    Jumping to the conclusion that "They broke it and are now expecting you to pay" is pretty unjustifiable. That said, replacing a motherboard and Airport card and top case simply because "I saw evidence of a liquid spill", is equally stupid.

    But, to add to that, I am aware that Apple Certified Techs and workshops are NOT permitted to do anything to faulty circuit boards. In this situation if it's just "spots" and I was conducting my own repair, I'd be cleaning the affected area, re-checking for corrosion, desoldering components and rechecking the area with a 20x lens.

    Liquid spills on laptops are a real pain. If an affected metal part (motherboard, shielding etc) is not reworked or replaced, it can grow into a bigger problem later, much the same way as rust "grows" on a car. You either cut the rust out and add new material or you replace the affected panel completely.

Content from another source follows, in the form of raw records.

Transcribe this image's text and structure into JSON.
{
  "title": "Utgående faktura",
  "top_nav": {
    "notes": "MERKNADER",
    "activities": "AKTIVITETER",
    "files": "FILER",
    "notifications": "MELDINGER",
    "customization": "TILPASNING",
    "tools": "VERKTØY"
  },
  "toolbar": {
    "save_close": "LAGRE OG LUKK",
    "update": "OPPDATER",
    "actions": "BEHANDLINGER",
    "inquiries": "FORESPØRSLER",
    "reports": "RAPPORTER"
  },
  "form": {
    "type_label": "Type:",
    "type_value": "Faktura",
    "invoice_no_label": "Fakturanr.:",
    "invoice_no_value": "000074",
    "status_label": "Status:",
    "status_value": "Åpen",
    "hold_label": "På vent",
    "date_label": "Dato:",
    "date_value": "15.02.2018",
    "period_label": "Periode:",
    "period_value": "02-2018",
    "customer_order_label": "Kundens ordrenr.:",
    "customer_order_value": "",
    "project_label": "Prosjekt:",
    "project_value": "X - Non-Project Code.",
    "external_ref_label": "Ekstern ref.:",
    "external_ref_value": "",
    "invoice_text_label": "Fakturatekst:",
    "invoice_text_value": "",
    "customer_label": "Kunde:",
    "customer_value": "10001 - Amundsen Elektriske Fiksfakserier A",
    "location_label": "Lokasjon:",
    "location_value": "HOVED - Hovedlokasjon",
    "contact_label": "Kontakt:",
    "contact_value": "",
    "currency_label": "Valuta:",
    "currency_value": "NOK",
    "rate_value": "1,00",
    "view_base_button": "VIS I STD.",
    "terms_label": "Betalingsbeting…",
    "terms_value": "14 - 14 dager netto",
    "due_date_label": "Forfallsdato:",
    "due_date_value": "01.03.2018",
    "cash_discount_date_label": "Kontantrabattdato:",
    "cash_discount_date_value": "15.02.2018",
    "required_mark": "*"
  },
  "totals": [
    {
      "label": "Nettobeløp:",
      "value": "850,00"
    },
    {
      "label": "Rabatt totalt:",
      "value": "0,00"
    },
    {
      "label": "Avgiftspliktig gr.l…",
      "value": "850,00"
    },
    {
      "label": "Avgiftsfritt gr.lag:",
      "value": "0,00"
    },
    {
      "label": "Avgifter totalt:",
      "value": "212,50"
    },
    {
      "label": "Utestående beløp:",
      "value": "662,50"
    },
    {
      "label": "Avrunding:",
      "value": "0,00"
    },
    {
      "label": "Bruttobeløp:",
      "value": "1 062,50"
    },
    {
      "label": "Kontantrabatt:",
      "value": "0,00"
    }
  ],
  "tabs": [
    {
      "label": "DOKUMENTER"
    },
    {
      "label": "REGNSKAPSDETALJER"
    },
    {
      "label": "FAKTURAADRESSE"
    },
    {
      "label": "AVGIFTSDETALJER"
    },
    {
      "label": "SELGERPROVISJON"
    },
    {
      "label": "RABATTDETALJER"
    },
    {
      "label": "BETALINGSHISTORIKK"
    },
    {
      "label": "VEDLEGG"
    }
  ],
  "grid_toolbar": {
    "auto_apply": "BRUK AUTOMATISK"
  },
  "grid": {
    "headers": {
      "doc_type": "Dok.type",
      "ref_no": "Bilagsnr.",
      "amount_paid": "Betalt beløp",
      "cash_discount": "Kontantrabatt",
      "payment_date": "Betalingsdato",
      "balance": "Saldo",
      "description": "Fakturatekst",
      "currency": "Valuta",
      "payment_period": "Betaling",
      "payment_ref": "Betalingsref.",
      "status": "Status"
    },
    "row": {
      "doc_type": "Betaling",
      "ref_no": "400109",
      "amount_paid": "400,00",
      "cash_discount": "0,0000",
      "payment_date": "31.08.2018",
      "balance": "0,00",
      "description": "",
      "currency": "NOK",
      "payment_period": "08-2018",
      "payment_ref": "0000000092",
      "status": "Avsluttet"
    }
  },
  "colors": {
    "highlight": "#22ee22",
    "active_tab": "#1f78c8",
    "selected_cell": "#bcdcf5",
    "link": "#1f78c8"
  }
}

    I would ask, if you are permitted, to post the pictures they sent. On another note, obviously they are not repairing your old MacBook, but have assessed how much value (in terms of spare parts) have been lost. If I understand the situation correctly, they are now only expecting you to bear half that lost value. Apple logic boards and case parts are often this expensive.

    Hope that helps...

    Toyota P transmission
  23. holiday thread starter macrumors newbie

    May 21, 2009
    I will scan them tomorrow, or ask the IT guy to send them to me. Yes, I am in the EU.
  24. 22Hertz macrumors regular

    Oct 20, 2007
    Makes you wonder how people use any electronic devices outdoors as there is a lot of water/liquid in the air during the summer where I live.

    Its hard to say from hearing only one side of the story without being there to see what the tech saw but from what you said something just doesn't add up.

    If you feel like you did not spill anything on the computer then tell your company you did nothing to harm it, you were given no chance to get another professional opinion and are now being strong-armed into paying money out of your pocket. Refuse to pay for it.
    If you go this route be prepared to be fired and possibly sued. Then again they may go along with it if you are a valuable asset to that company.

    Good luck
    Let us know what happens

Share This Page